The UK government has failed to match U.S. sanctions against a ‘death squad’ in Bangladesh named the ‘Rapid Action Battalion’ (RAB) for its alleged involvement in forced disappearances and extrajudicial killings.
Although the US and UK received the same evidence regarding the RAB, only the US decided to impose sanctions.
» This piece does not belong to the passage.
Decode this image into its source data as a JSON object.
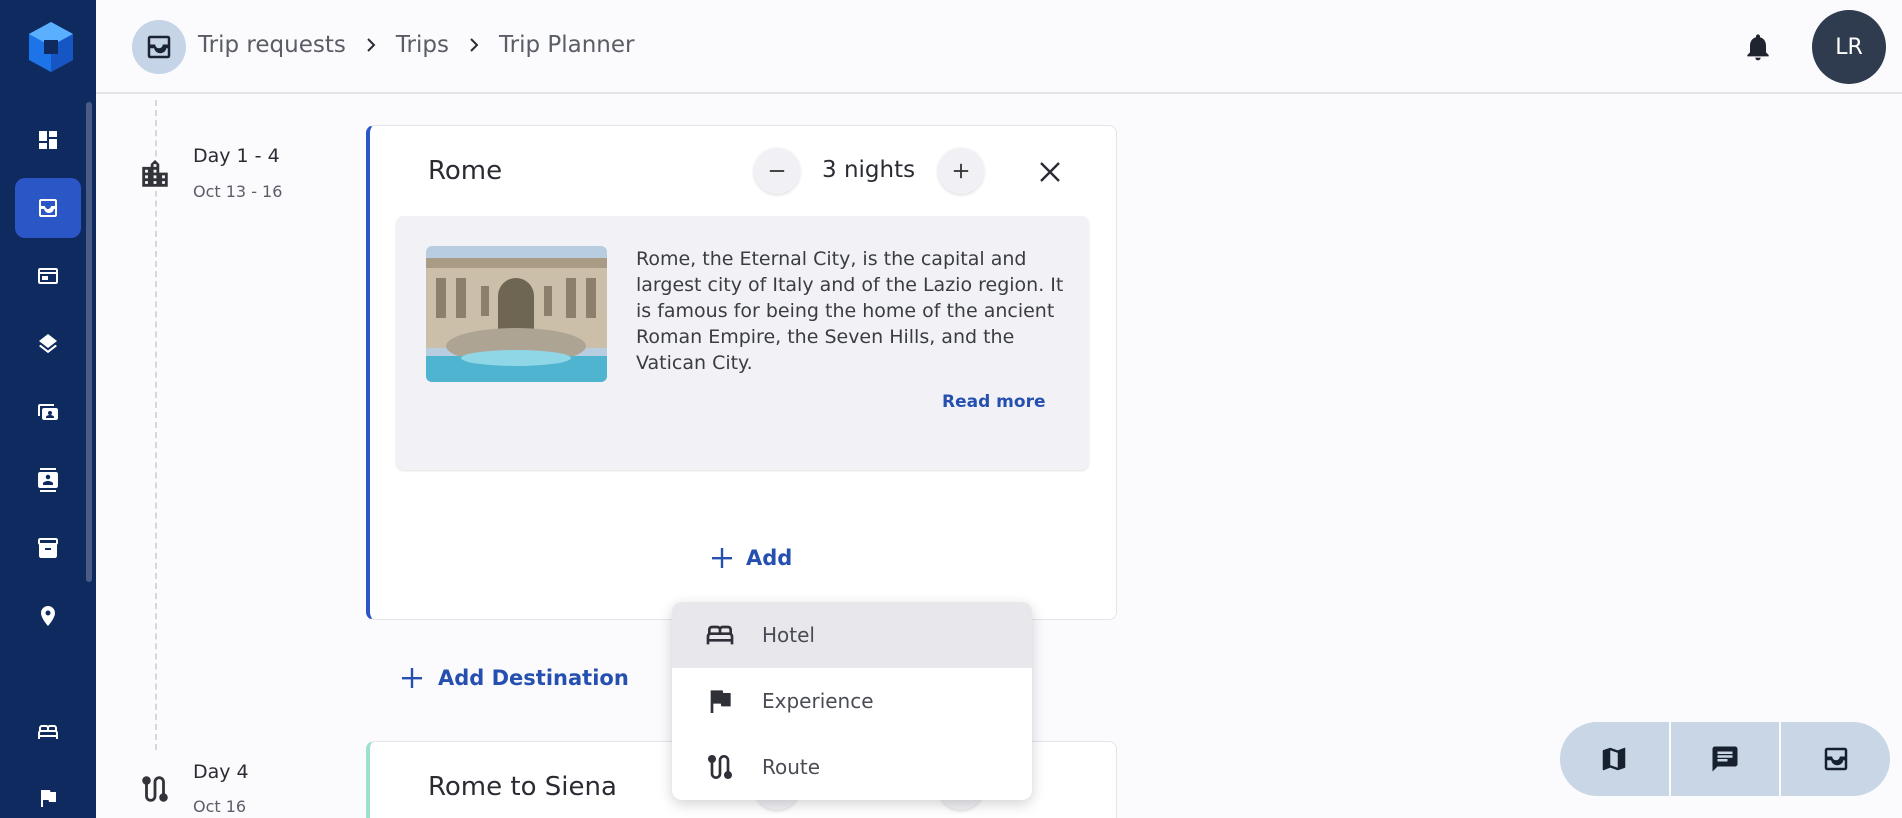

Toby Cadman, Joint Head of Chambers and a member of the team that submitted requests for sanctions against the RAB to the US and UK governments, said that it came as a surprise that sanctions were not imposed by the UK, in line with its ally the US.
The US has imposed sanctions on the RAB as an organisation and seven current and former high-ranking officials from the unit under the Global Magnitsky Act, citing evidence of alleged involvement in at least 600 forced disappearances since 2009 and more than 600 extrajudicial killings since 2018.
The Bangladesh government has denied those accusations, saying the deaths were the result of so-called “crossfires” – not summary executions – with the “criminal” being killed when he got caught in the crossfire between a gang and the RAB.
Under the Global Magnitsky Human Rights Accountability Act, which was created to penalise human rights abusers by freezing their assets, US companies and individuals are prohibited from doing business with those sanctioned.
According to Mr Cadman, requests for sanctions such as this do not always come to fruition, but that there is usually a reason presented: “It generally relates to a lack of an evidential basis and, of course, if there was something lacking it would be normal for the FCDO to seek further information or clarification”. In this case, no clarifications or explanations were provided by the UK Foreign Office. Reed more in Al Jazeera article here: